Records for processing
-- Opening Marker --
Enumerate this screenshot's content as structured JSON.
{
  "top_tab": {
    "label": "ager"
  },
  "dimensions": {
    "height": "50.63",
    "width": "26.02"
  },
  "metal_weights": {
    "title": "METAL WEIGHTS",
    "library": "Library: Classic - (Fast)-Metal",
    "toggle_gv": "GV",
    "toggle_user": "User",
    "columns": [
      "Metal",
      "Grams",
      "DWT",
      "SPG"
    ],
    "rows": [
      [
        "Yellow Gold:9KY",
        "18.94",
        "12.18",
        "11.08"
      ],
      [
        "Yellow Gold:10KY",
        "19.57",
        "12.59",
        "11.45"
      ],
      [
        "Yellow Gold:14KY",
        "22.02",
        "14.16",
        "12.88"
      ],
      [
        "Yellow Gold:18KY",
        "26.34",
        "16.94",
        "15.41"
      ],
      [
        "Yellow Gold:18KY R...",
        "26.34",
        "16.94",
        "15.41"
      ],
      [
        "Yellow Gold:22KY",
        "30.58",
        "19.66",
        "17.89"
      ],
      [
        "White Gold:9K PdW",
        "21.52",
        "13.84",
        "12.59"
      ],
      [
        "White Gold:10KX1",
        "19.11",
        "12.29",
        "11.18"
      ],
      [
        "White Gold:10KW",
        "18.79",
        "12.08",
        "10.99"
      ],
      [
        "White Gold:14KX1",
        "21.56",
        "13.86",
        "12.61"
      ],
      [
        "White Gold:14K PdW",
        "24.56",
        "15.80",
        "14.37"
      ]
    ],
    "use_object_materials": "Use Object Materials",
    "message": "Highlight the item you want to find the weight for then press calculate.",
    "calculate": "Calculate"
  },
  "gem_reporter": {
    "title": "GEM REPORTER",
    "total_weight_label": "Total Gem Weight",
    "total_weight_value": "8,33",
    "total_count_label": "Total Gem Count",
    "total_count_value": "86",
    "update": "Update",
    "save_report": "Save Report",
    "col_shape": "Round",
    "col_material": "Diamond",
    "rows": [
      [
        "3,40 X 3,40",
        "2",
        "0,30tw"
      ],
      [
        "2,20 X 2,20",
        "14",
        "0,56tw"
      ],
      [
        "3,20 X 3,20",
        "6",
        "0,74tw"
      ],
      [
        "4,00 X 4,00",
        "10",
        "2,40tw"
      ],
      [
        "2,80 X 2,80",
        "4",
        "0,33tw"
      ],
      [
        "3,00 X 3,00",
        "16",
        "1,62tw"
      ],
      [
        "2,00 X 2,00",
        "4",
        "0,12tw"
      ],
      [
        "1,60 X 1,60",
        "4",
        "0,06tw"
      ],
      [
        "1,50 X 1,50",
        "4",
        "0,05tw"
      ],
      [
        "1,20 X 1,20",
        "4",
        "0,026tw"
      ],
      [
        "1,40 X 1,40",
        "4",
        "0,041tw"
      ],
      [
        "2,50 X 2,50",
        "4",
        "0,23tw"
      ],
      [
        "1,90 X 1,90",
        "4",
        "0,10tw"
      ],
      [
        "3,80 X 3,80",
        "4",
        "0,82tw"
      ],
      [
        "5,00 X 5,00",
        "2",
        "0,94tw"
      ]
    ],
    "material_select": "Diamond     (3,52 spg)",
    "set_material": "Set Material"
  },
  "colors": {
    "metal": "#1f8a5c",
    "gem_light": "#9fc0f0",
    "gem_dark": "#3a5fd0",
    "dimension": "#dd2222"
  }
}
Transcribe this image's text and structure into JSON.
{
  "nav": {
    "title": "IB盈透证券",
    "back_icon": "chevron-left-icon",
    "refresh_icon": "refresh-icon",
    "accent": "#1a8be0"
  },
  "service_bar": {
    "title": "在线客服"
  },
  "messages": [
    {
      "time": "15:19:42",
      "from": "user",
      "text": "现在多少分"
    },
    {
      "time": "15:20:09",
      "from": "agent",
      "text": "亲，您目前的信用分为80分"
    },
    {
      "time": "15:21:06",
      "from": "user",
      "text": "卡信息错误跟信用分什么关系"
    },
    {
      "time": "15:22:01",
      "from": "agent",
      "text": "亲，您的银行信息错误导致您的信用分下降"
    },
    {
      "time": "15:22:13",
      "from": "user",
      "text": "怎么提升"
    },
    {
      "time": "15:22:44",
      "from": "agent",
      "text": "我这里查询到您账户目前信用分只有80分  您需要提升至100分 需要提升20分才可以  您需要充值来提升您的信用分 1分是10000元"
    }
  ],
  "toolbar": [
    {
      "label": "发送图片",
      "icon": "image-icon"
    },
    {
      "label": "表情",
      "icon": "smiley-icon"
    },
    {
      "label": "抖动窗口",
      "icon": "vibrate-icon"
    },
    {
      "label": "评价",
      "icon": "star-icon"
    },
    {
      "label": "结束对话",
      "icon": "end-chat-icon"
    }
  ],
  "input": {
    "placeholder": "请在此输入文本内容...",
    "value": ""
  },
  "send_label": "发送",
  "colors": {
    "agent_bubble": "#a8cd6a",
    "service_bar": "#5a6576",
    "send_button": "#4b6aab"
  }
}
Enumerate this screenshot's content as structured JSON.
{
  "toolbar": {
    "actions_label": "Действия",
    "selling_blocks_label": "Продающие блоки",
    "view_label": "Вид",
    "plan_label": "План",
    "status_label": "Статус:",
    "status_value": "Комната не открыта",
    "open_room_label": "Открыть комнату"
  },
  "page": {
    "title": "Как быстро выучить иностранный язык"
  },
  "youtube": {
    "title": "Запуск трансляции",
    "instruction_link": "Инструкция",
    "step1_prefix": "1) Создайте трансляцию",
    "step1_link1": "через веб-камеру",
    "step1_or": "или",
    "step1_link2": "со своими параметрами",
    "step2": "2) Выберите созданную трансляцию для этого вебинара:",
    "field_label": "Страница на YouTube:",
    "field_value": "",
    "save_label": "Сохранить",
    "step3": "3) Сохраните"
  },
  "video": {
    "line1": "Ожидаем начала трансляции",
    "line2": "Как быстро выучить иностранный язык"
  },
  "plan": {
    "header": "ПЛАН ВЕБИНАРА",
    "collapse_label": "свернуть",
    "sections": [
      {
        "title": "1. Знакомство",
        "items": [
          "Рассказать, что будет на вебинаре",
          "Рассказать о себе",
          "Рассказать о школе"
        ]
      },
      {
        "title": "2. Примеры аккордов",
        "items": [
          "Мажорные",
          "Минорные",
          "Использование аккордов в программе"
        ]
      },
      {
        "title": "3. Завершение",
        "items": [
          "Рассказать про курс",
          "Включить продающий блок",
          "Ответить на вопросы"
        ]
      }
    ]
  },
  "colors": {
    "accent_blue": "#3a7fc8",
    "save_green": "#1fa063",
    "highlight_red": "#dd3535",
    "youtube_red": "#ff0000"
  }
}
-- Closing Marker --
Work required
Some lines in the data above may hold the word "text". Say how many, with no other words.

Response to this task
7